The CollAsia international course on Handling, Packing and Moving Collections came to a close in Kuching, Malaysia. Organized by ICCROM and the Sarawak Museum Department, with the support of the Korean Cultural Heritage Administration (CHA), the CollAsia activity aimed to improve scientific literacy and critical thinking skills among the diverse professionals caring for Southeast Asian heritage collections.
The training activity brought together over 40 heritage specialists from 21 different countries in the Asia-Pacific region and beyond. Through lectures and interactive sessions, participants explored the scientific principles underlying past and present systems, materials and work practices, as well as the manufacture, use and conservation of collections.
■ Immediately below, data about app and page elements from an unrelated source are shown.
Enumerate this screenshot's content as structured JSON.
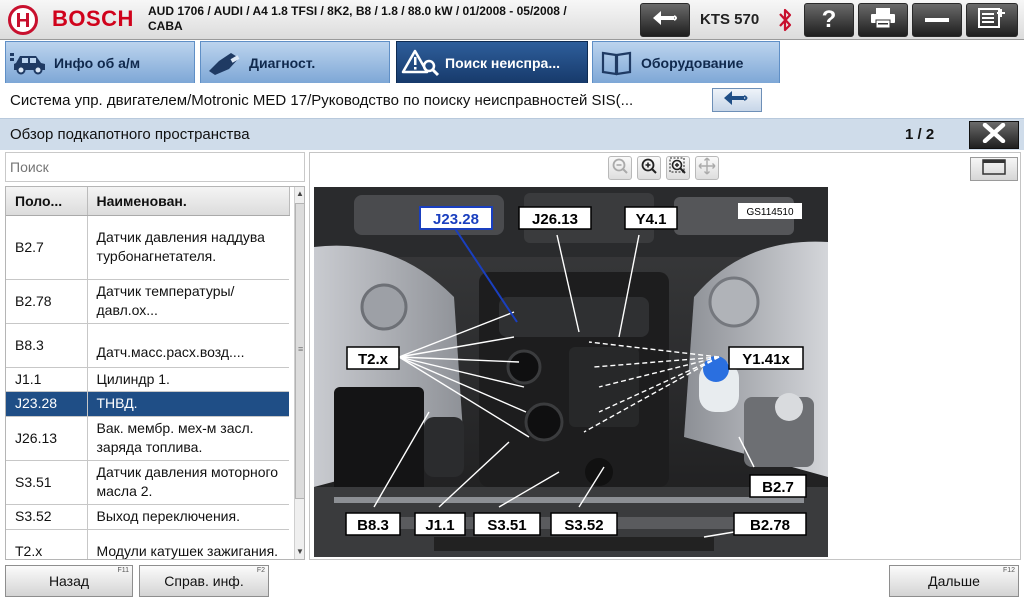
{
  "header": {
    "brand": "BOSCH",
    "vehicle_line1": "AUD 1706 / AUDI / A4 1.8 TFSI / 8K2, B8 / 1.8 / 88.0 kW / 01/2008 - 05/2008 /",
    "vehicle_line2": "CABA",
    "device": "KTS 570",
    "icons": [
      "back-arrow-icon",
      "bluetooth-icon",
      "help-icon",
      "print-icon",
      "minimize-icon",
      "menu-icon"
    ]
  },
  "tabs": [
    {
      "label": "Инфо об а/м",
      "icon": "car-info-icon",
      "active": false
    },
    {
      "label": "Диагност.",
      "icon": "diagnostic-plug-icon",
      "active": false
    },
    {
      "label": "Поиск неиспра...",
      "icon": "warning-search-icon",
      "active": true
    },
    {
      "label": "Оборудование",
      "icon": "book-icon",
      "active": false
    }
  ],
  "breadcrumb": "Система упр. двигателем/Motronic MED 17/Руководство по поиску неисправностей SIS(...",
  "titlebar": {
    "title": "Обзор подкапотного пространства",
    "page": "1 / 2"
  },
  "search": {
    "placeholder": "Поиск"
  },
  "table": {
    "columns": [
      "Поло...",
      "Наименован."
    ],
    "rows": [
      {
        "code": "B2.7",
        "name": "Датчик давления наддува турбонагнетателя."
      },
      {
        "code": "B2.78",
        "name": "Датчик температуры/давл.ох..."
      },
      {
        "code": "B8.3",
        "name": "Датч.масс.расх.возд...."
      },
      {
        "code": "J1.1",
        "name": "Цилиндр 1."
      },
      {
        "code": "J23.28",
        "name": "ТНВД.",
        "selected": true
      },
      {
        "code": "J26.13",
        "name": "Вак. мембр. мех-м засл. заряда топлива."
      },
      {
        "code": "S3.51",
        "name": "Датчик давления моторного масла 2."
      },
      {
        "code": "S3.52",
        "name": "Выход переключения."
      },
      {
        "code": "T2.x",
        "name": "Модули катушек зажигания."
      }
    ]
  },
  "image": {
    "ref": "GS114510",
    "labels": [
      "J23.28",
      "J26.13",
      "Y4.1",
      "T2.x",
      "Y1.41x",
      "B2.7",
      "B8.3",
      "J1.1",
      "S3.51",
      "S3.52",
      "B2.78"
    ],
    "highlight": "J23.28",
    "highlight_color": "#1a3fbf"
  },
  "footer": {
    "back": "Назад",
    "back_key": "F11",
    "info": "Справ. инф.",
    "info_key": "F2",
    "next": "Дальше",
    "next_key": "F12"
  },
  "colors": {
    "brand_red": "#d0021b",
    "tab_active": "#1f4577",
    "row_selected": "#1f4e86",
    "titlebar": "#cfdcea"
  }
}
Participants were encouraged to share the traditional collections conservation practices in their countries during the Conference Day held on 16 January. Study visits were organized to Sarawak Cultural Village and the Bidayuh longhouse of Kampung Benuk, to learn and draw new ideas for research from the rich living heritage of the local communities around Kuching. Continue reading…
12 – 30 January 2015, Sarawak Museum Department, Kuching, Malaysia
With over 40 specialists from Asia-Pacific and beyond, the CollAsia international course on Handling, Packing and Moving Collections is taking place 12 – 30 January 2015 in the Natural History Museum, Sarawak Museum Department, Kuching, Malaysia.
Organized by the Sarawak Museum Department and ICCROM, with the support of the Korean Cultural Heritage Administration (CHA), the course aims to improve scientific literacy and critical thinking skills among the diverse professionals caring for Southeast Asian heritage collections.
The course focuses on scientific principles underlying past and present systems for managing museum objects, materials and work practices, as well as the manufacture, use and conservation of collections. Participants are encouraged to share traditional collections conservation practices used in their countries. The course identifies, reviews, discusses and compares living cultural practices and current conservation principles and approaches relevant to the theme of the course. It also encourages further research into developing innovative solutions.
The intensive training activity consists of lectures and interactive sessions, both in the classroom and around Sarawak, with practical exercises. Continue reading…